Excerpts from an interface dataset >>

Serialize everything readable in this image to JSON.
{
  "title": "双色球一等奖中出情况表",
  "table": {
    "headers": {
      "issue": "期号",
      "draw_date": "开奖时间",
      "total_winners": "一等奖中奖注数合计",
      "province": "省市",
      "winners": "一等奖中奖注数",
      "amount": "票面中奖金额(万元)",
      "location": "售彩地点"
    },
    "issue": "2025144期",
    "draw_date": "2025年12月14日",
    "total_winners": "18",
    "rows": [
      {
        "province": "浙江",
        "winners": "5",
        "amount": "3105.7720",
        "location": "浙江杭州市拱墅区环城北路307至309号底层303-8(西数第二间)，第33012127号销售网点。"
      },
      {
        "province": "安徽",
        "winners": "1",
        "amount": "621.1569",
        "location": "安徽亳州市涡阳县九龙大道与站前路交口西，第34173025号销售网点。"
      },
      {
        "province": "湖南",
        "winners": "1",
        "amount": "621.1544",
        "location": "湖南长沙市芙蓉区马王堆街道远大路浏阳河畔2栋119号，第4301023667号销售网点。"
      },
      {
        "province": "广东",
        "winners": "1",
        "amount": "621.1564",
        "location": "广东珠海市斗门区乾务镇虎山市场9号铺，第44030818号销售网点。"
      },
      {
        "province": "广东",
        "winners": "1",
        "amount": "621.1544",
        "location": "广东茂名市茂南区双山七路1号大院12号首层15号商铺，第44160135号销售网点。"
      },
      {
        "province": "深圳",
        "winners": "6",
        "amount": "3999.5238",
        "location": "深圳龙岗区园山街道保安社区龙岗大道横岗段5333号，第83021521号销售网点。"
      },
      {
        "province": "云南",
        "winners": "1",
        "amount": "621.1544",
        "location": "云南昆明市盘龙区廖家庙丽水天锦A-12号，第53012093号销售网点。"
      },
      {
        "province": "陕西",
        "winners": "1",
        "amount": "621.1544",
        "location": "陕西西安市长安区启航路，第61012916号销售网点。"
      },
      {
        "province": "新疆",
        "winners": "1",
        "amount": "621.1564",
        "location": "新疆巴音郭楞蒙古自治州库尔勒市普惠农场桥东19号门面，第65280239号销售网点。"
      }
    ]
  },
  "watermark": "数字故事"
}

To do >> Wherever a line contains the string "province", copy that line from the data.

Exercise output >>
      "province": "省市",
        "province": "浙江",
        "province": "安徽",
        "province": "湖南",
        "province": "广东",
        "province": "广东",
        "province": "深圳",
        "province": "云南",
        "province": "陕西",
        "province": "新疆",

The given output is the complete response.